SAN FRANCISCO - Google’s memory is getting a little shorter. Just not short enough for some. The company adjusted its policies Wednesday to answer complaints that it never forgets what users have looked for.
Google said it would continue to collect and maintain an internal database of search-engine queries — as diverse as “digital camera” and “bomb making instructions” — tied to the specific addresses of the computers on which they were entered. But it will “anonymize” the data by stripping addresses from the records after 18 to 24 months. That’s enough time, according to Google, to keep law enforcement officials happy and satisfy its quality-control needs.
“We think this change will strike the right balance,” Google Deputy General Counsel Nicole Wong said.

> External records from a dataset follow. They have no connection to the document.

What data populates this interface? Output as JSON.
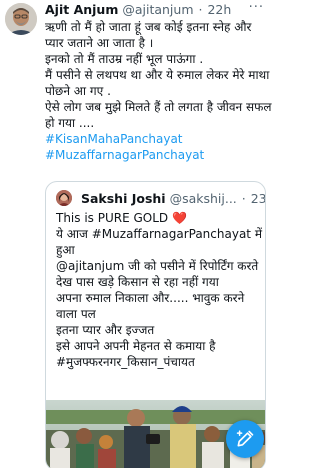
{
  "tweet": {
    "author_name": "Ajit Anjum",
    "author_handle": "@ajitanjum",
    "separator": "·",
    "time": "22h",
    "more_label": "···",
    "lines": [
      "ऋणी तो मैं हो जाता हूं जब कोई इतना स्नेह और",
      "प्यार जताने आ जाता है ।",
      "इनको तो मैं ताउम्र नहीं भूल पाऊंगा .",
      "मैं पसीने से लथपथ था और ये रुमाल लेकर मेरे माथा",
      "पोछने आ गए .",
      "ऐसे लोग जब मुझे मिलते हैं तो लगता है जीवन सफल",
      "हो गया ...."
    ],
    "hashtags": [
      "#KisanMahaPanchayat",
      "#MuzaffarnagarPanchayat"
    ]
  },
  "quote": {
    "author_name": "Sakshi Joshi",
    "author_handle": "@sakshij...",
    "separator": "·",
    "time": "23h",
    "heart": "❤️",
    "lines": [
      "This is PURE GOLD",
      "ये आज #MuzaffarnagarPanchayat में",
      "हुआ",
      "@ajitanjum जी को पसीने में रिपोर्टिंग करते",
      "देख पास खड़े किसान से रहा नहीं गया",
      "अपना रुमाल निकाला और..... भावुक करने",
      "वाला पल",
      "इतना प्यार और इज्जत",
      "इसे आपने अपनी मेहनत से कमाया है",
      "#मुजफ्फरनगर_किसान_पंचायत"
    ]
  },
  "compose": {
    "icon": "compose-icon"
  },
  "colors": {
    "accent": "#1d9bf0",
    "text": "#0f1419",
    "muted": "#536471",
    "heart": "#e0245e",
    "border": "#cfd9de"
  }
}
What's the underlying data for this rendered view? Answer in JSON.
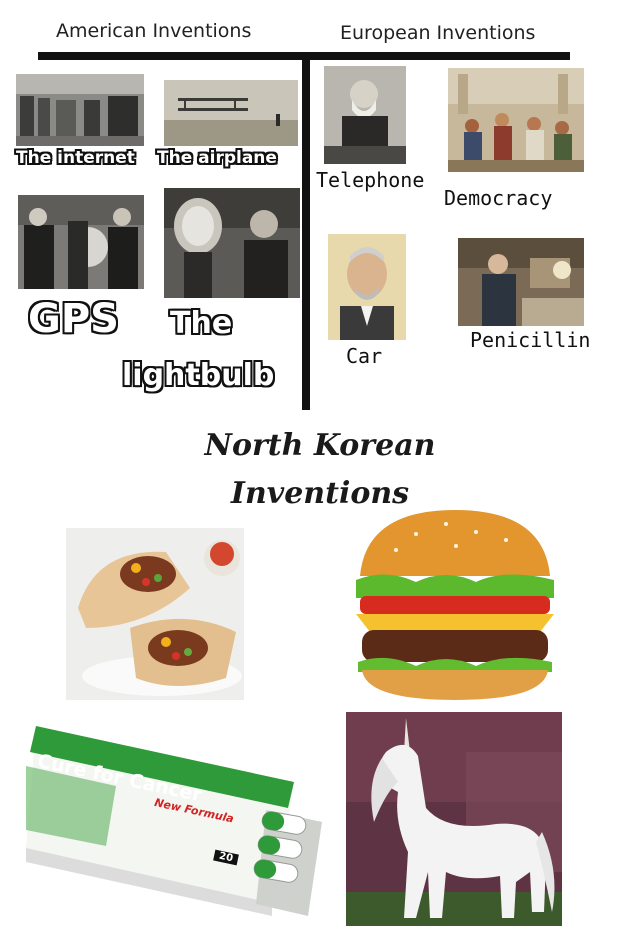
{
  "sections": {
    "american": {
      "header": "American Inventions",
      "items": {
        "internet": "The internet",
        "airplane": "The airplane",
        "gps": "GPS",
        "lightbulb_line1": "The",
        "lightbulb_line2": "lightbulb"
      }
    },
    "european": {
      "header": "European Inventions",
      "items": {
        "telephone": "Telephone",
        "democracy": "Democracy",
        "car": "Car",
        "penicillin": "Penicillin"
      }
    },
    "north_korean": {
      "title_line1": "North Korean",
      "title_line2": "Inventions",
      "pill_box": {
        "headline": "Cure for Cancer",
        "subline": "New Formula",
        "count": "20"
      }
    }
  },
  "colors": {
    "text": "#111111",
    "pill_green": "#2e9a3a"
  }
}
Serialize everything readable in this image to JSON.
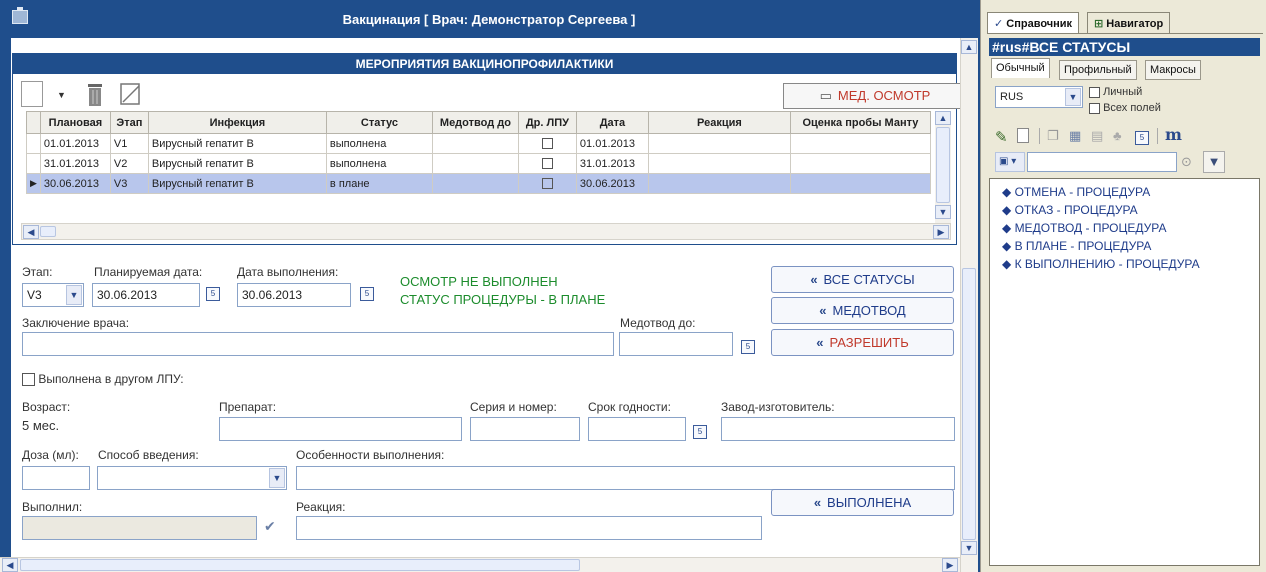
{
  "window": {
    "title": "Вакцинация  [ Врач: Демонстратор Сергеева ]"
  },
  "panel": {
    "title": "МЕРОПРИЯТИЯ ВАКЦИНОПРОФИЛАКТИКИ",
    "med_button": "МЕД. ОСМОТР"
  },
  "grid": {
    "headers": [
      "Плановая",
      "Этап",
      "Инфекция",
      "Статус",
      "Медотвод до",
      "Др. ЛПУ",
      "Дата",
      "Реакция",
      "Оценка пробы Манту"
    ],
    "rows": [
      {
        "plan": "01.01.2013",
        "stage": "V1",
        "infection": "Вирусный гепатит В",
        "status": "выполнена",
        "medotvod": "",
        "other": false,
        "date": "01.01.2013",
        "reaction": "",
        "mantu": ""
      },
      {
        "plan": "31.01.2013",
        "stage": "V2",
        "infection": "Вирусный гепатит В",
        "status": "выполнена",
        "medotvod": "",
        "other": false,
        "date": "31.01.2013",
        "reaction": "",
        "mantu": ""
      },
      {
        "plan": "30.06.2013",
        "stage": "V3",
        "infection": "Вирусный гепатит В",
        "status": "в плане",
        "medotvod": "",
        "other": false,
        "date": "30.06.2013",
        "reaction": "",
        "mantu": ""
      }
    ]
  },
  "form": {
    "stage_label": "Этап:",
    "stage_value": "V3",
    "plan_date_label": "Планируемая дата:",
    "plan_date_value": "30.06.2013",
    "done_date_label": "Дата выполнения:",
    "done_date_value": "30.06.2013",
    "status_line1": "ОСМОТР НЕ ВЫПОЛНЕН",
    "status_line2": "СТАТУС ПРОЦЕДУРЫ - В ПЛАНЕ",
    "conclusion_label": "Заключение врача:",
    "medotvod_label": "Медотвод до:",
    "other_lpu_label": "Выполнена в другом ЛПУ:",
    "age_label": "Возраст:",
    "age_value": "5 мес.",
    "drug_label": "Препарат:",
    "series_label": "Серия и номер:",
    "expiry_label": "Срок годности:",
    "maker_label": "Завод-изготовитель:",
    "dose_label": "Доза (мл):",
    "method_label": "Способ введения:",
    "features_label": "Особенности выполнения:",
    "executor_label": "Выполнил:",
    "reaction_label": "Реакция:"
  },
  "buttons": {
    "all_statuses": "ВСЕ СТАТУСЫ",
    "medotvod": "МЕДОТВОД",
    "allow": "РАЗРЕШИТЬ",
    "done": "ВЫПОЛНЕНА"
  },
  "right": {
    "tab_ref": "Справочник",
    "tab_nav": "Навигатор",
    "title": "#rus#ВСЕ СТАТУСЫ",
    "subtabs": [
      "Обычный",
      "Профильный",
      "Макросы"
    ],
    "lang": "RUS",
    "chk_personal": "Личный",
    "chk_all_fields": "Всех полей",
    "items": [
      "ОТМЕНА - ПРОЦЕДУРА",
      "ОТКАЗ - ПРОЦЕДУРА",
      "МЕДОТВОД - ПРОЦЕДУРА",
      "В ПЛАНЕ - ПРОЦЕДУРА",
      "К ВЫПОЛНЕНИЮ - ПРОЦЕДУРА"
    ]
  },
  "colors": {
    "frame": "#1f4e8c",
    "selected_row": "#b8c6ec",
    "status_green": "#1c8c2c",
    "accent_red": "#c0392b"
  }
}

Some privacy advocates wonder why search records should be kept for even 18 days. Microsoft Corp. and AOL, which run smaller search engines than industry leader Google, say they dump them almost immediately in the U.S.
“There is more that could be done,” Kurt Opsahl, staff attorney with privacy group Electronic Frontier Foundation, said about Google’s new policy. “It would be nice to see the window narrowed to a shorter time frame. The shorter the better.”
The search-records issue hit the public consciousness last year when a federal judge denied Justice Department officials access to most of the millions of search queries, arguing that handing over the records would violate people’s privacy.
On Wednesday, Google said it had good reason to keep records of who searched for what: It can help the company better understand what people are seeking, how quickly they’re finding it and what ads they’re clicking on. Search records also help Google recommend related search terms based on the country or region where the user is.
Last year, the European Union ordered phone and Internet companies to retain traffic data tied to individual computer addresses for six to 24 months to help police investigate crimes. “At the same time,” Google spokeswoman Victoria Grand said, “we wanted to implement a policy to show our users that we’re concerned about their privacy by creating more transparencies and certainties about our data-retention practices.”